Another option of getting to St.Georges from the South Shore at Secret Harbour is a fairly long dingy ride 2 bays over to Woburn Bay, and a regular No. 2 bus trip to the capitol town. But unfortunately this route brings you past Nimrods Rum Shop. One of the true authentic local bars in the Caribbean. Nimrod has the tradition of welcoming any new sailors with a 2 1/2 oz glass of 86% Clarks Court rum, and a request to sign the guest book. After you sign the book, you are given the rum and a small side glass of water, and you wonder what the water is for. The tradition is to down the rum in a one-er. After you complete your initiation and your gums go numb, now you now realise what the water was for – to put out the fire. This tradition has scuppered many an attempt to get the bus to St. Georges, as the prospect of fighting the crowds in the market and hauling bags of groceries back across the bottom of the island in a hot bus seems pointless, as you are now quite legless, and lucky to make the long dingy trip back to your boat in Secret Harbour!
Grenada – The Spice Island
(nutmeg, mace, ginger, cinnamon, turmeric, cloves and cocoa)
One of the truly great Caribbean islands, and the most Southerly of the Grenadines (Windward Islands). A visit to St. Georges is a must. The Carenage (horseshoe shaped town docks) gets it’s name from the sailing ships who used to visit in the islands past, to have their boats careened (turning a ship on it’s side for cleaning, caulkin or repaired). It is very picturesque and is what I always imagined the Carribean to look like with all the different coulored houses dotted in an infinite array all around the bay.

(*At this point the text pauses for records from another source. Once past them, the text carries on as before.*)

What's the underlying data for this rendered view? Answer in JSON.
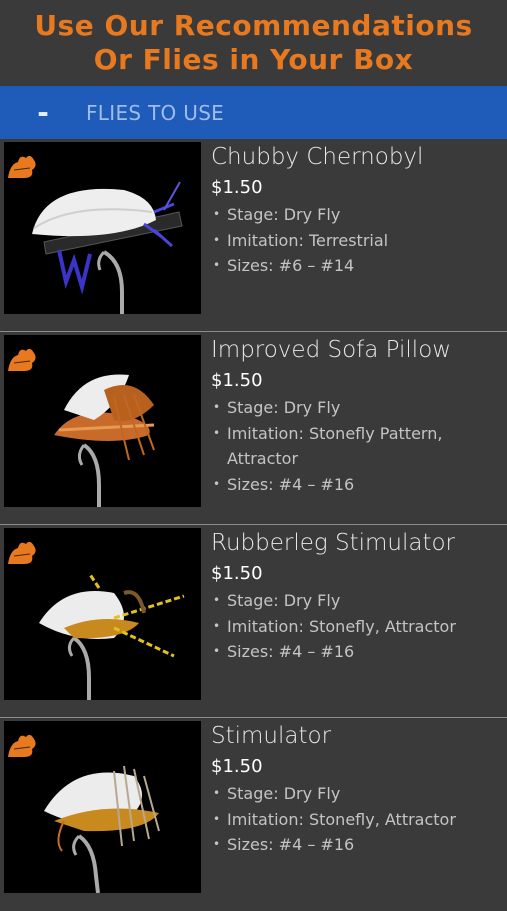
{
  "header": {
    "line1": "Use Our Recommendations",
    "line2": "Or Flies in Your Box",
    "accent_color": "#e8791f"
  },
  "section": {
    "toggle_symbol": "-",
    "title": "FLIES TO USE",
    "bar_color": "#1f5bb8"
  },
  "flies": [
    {
      "name": "Chubby Chernobyl",
      "price": "$1.50",
      "stage": "Stage: Dry Fly",
      "imitation": "Imitation: Terrestrial",
      "sizes": "Sizes: #6 – #14",
      "icon": "fly-logo-icon"
    },
    {
      "name": "Improved Sofa Pillow",
      "price": "$1.50",
      "stage": "Stage: Dry Fly",
      "imitation": "Imitation: Stonefly Pattern, Attractor",
      "sizes": "Sizes: #4 – #16",
      "icon": "fly-logo-icon"
    },
    {
      "name": "Rubberleg Stimulator",
      "price": "$1.50",
      "stage": "Stage: Dry Fly",
      "imitation": "Imitation: Stonefly, Attractor",
      "sizes": "Sizes: #4 – #16",
      "icon": "fly-logo-icon"
    },
    {
      "name": "Stimulator",
      "price": "$1.50",
      "stage": "Stage: Dry Fly",
      "imitation": "Imitation: Stonefly, Attractor",
      "sizes": "Sizes: #4 – #16",
      "icon": "fly-logo-icon"
    }
  ]
}
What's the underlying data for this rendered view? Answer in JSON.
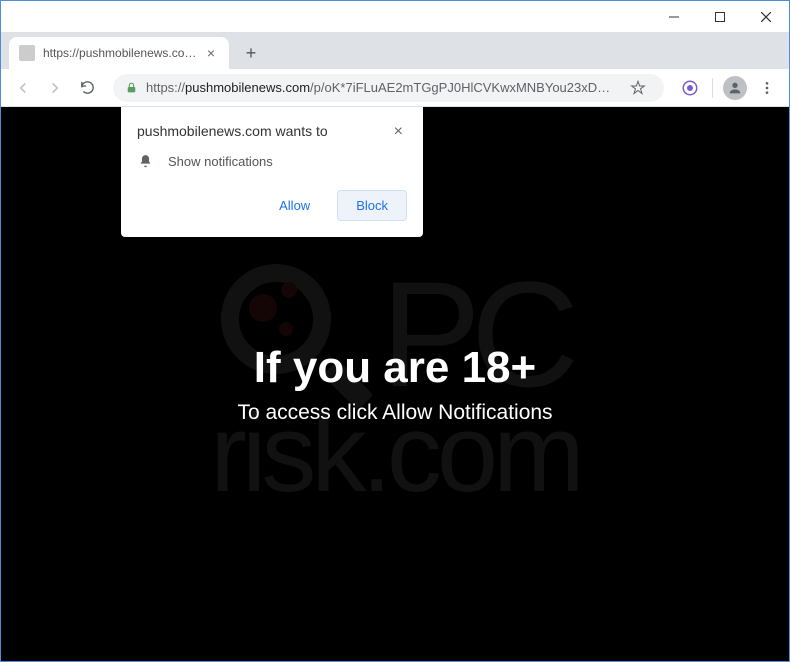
{
  "tab": {
    "title": "https://pushmobilenews.com/p/c"
  },
  "url": {
    "protocol": "https://",
    "host": "pushmobilenews.com",
    "path": "/p/oK*7iFLuAE2mTGgPJ0HlCVKwxMNBYou23xD…"
  },
  "permission": {
    "title": "pushmobilenews.com wants to",
    "item": "Show notifications",
    "allow": "Allow",
    "block": "Block"
  },
  "page": {
    "headline": "If you are 18+",
    "subline": "To access click Allow Notifications"
  },
  "watermark": {
    "pc": "PC",
    "risk": "risk.com"
  }
}
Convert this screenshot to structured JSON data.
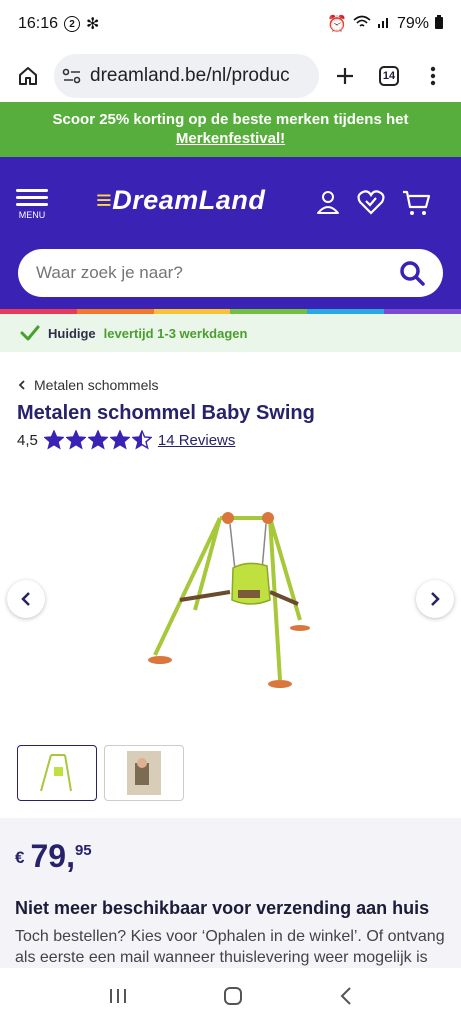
{
  "status": {
    "time": "16:16",
    "badge": "2",
    "battery": "79%"
  },
  "browser": {
    "url": "dreamland.be/nl/produc",
    "tab_count": "14"
  },
  "promo": {
    "line1": "Scoor 25% korting op de beste merken tijdens het",
    "link": "Merkenfestival!"
  },
  "header": {
    "menu_label": "MENU",
    "logo": "DreamLand"
  },
  "search": {
    "placeholder": "Waar zoek je naar?"
  },
  "rainbow_colors": [
    "#e63b5a",
    "#f07a2a",
    "#f7c233",
    "#73c040",
    "#2aa8e0",
    "#7a4bd1"
  ],
  "delivery": {
    "prefix": "Huidige",
    "highlight": "levertijd 1-3 werkdagen"
  },
  "breadcrumb": {
    "label": "Metalen schommels"
  },
  "product": {
    "title": "Metalen schommel Baby Swing",
    "rating": "4,5",
    "stars": 4.5,
    "reviews": "14 Reviews"
  },
  "price": {
    "currency": "€",
    "main": "79,",
    "cents": "95"
  },
  "availability": {
    "heading": "Niet meer beschikbaar voor verzending aan huis",
    "text": "Toch bestellen? Kies voor ‘Ophalen in de winkel’. Of ontvang als eerste een mail wanneer thuislevering weer mogelijk is"
  },
  "colors": {
    "brand": "#3a22b4",
    "promo": "#57ae3c",
    "title": "#27226a"
  }
}
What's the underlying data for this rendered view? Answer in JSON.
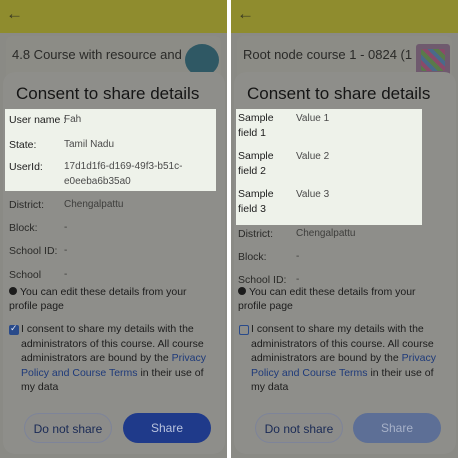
{
  "left": {
    "back_icon": "arrow-left-icon",
    "course_title": "4.8 Course with resource and",
    "dialog_title": "Consent to share details",
    "fields": [
      {
        "label": "User name :",
        "value": "Fah"
      },
      {
        "label": "State:",
        "value": "Tamil Nadu"
      },
      {
        "label": "UserId:",
        "value": "17d1d1f6-d169-49f3-b51c-",
        "value2": "e0eeba6b35a0"
      },
      {
        "label": "District:",
        "value": "Chengalpattu"
      },
      {
        "label": "Block:",
        "value": "-"
      },
      {
        "label": "School ID:",
        "value": "-"
      },
      {
        "label": "School",
        "value": "-"
      }
    ],
    "info_text": "You can edit these details from your profile page",
    "consent_checked": true,
    "consent_prefix": "I consent to share my details with the administrators of this course. All course administrators are bound by the ",
    "consent_link": "Privacy Policy and Course Terms",
    "consent_suffix": " in their use of my data",
    "btn_secondary": "Do not share",
    "btn_primary": "Share"
  },
  "right": {
    "back_icon": "arrow-left-icon",
    "course_title": "Root node course 1 - 0824 (1",
    "dialog_title": "Consent to share details",
    "fields": [
      {
        "label": "Sample",
        "label2": "field 1",
        "value": "Value 1"
      },
      {
        "label": "Sample",
        "label2": "field 2",
        "value": "Value 2"
      },
      {
        "label": "Sample",
        "label2": "field 3",
        "value": "Value 3"
      },
      {
        "label": "District:",
        "value": "Chengalpattu"
      },
      {
        "label": "Block:",
        "value": "-"
      },
      {
        "label": "School ID:",
        "value": "-"
      }
    ],
    "info_text": "You can edit these details from your profile page",
    "consent_checked": false,
    "consent_prefix": "I consent to share my details with the administrators of this course. All course administrators are bound by the ",
    "consent_link": "Privacy Policy and Course Terms",
    "consent_suffix": " in their use of my data",
    "btn_secondary": "Do not share",
    "btn_primary": "Share"
  },
  "colors": {
    "topbar": "#8f8c2e",
    "scrim": "#8a8a85",
    "highlight": "#eef2ea",
    "primary": "#1f3a8a",
    "link": "#1e3a7a"
  }
}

It is also visited by the large cruise ships from time to time to disembarque their passengers for the day. A must visit is the famous but (oldy) Nutmeg Restaurant and Bar, where you can sit upstairs and soak up all the atmosphere and watch all the goings on below in the Carenage and harbour, and try some local callaloo soup with a conch roti (or a cheeseburger for all the parrotheads). Go early (11 am) if you want a waterside seat.

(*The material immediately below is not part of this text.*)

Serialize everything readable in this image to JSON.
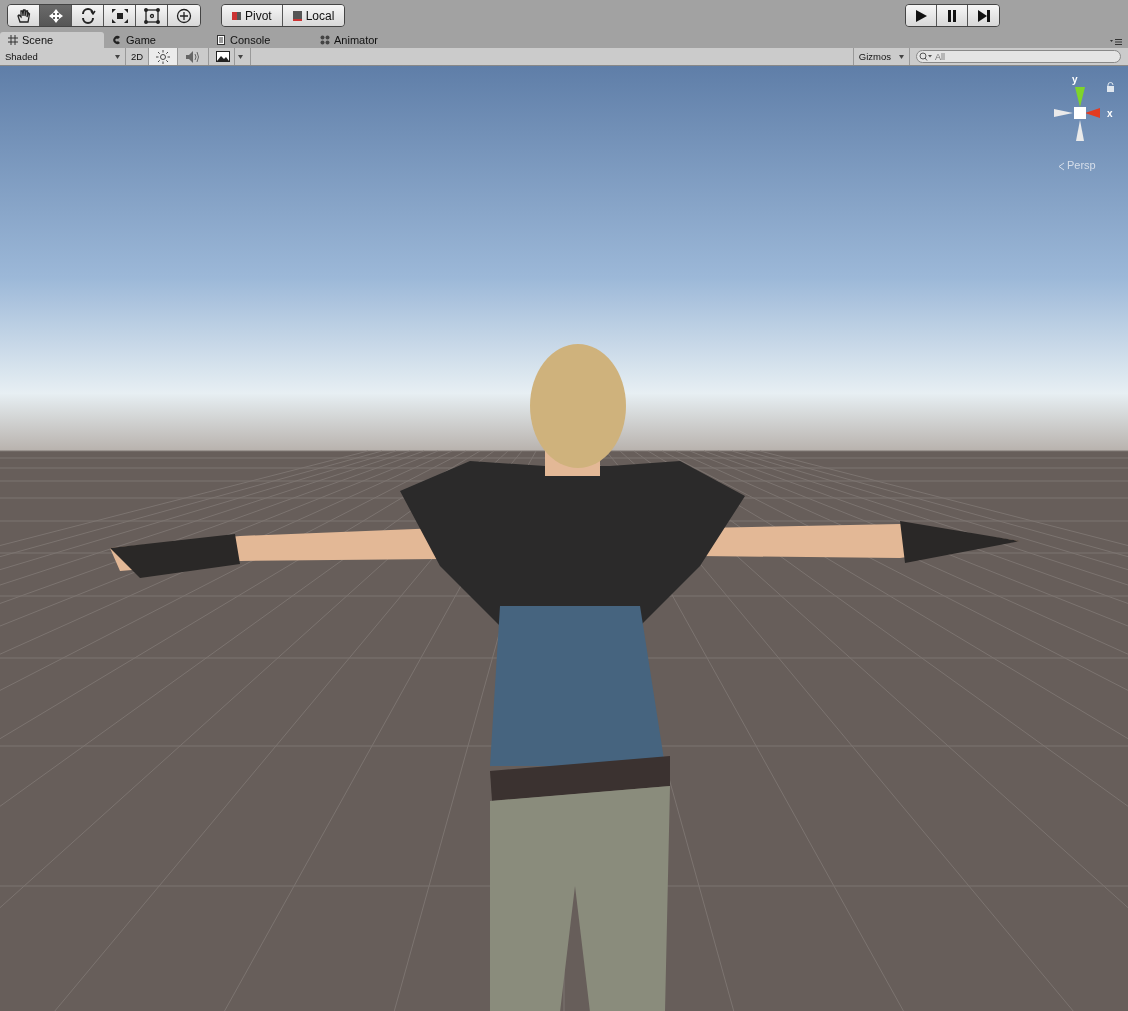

After a quite few sailing trips to Grenada’s south and West shores, we decided it would be a great idea to rent motorbikes and do a tour of the island. And see some of the interior. So we thought that a trip to Weather station the top of Mount St Catherine would be do-able, before completing the circumnavigation of the island. The trip was excellent until we arrived at the last section before the weather station. The road turned into 2 narrow strips of concrete that were on such a steep incline that you had to put the dirt bike into 1st gear and your stomach over the handlebars and lean as far forward as you could and try and stear on one of the strips of concrete. After about 10 min of this we finally arrived at the station. During the assent the angle of the bike meant that some of the oil in the crankcase had run down into the exhaust and the bike was shooting out flames from the rear, but I was so far forward that I did not see this until I arrived as stopping at any point would not have been good. It must have been some sight – some guy flying up the hill with a jet propelled bike! They station personnel were very surprised to see us as they never had tourists there before. They let us climb the communication tower situated on the top of the mountain from where you could see the whole island of Grenada down below – from the North to the South shores!
All in all – a great sail in some of the best cruising grounds in the world!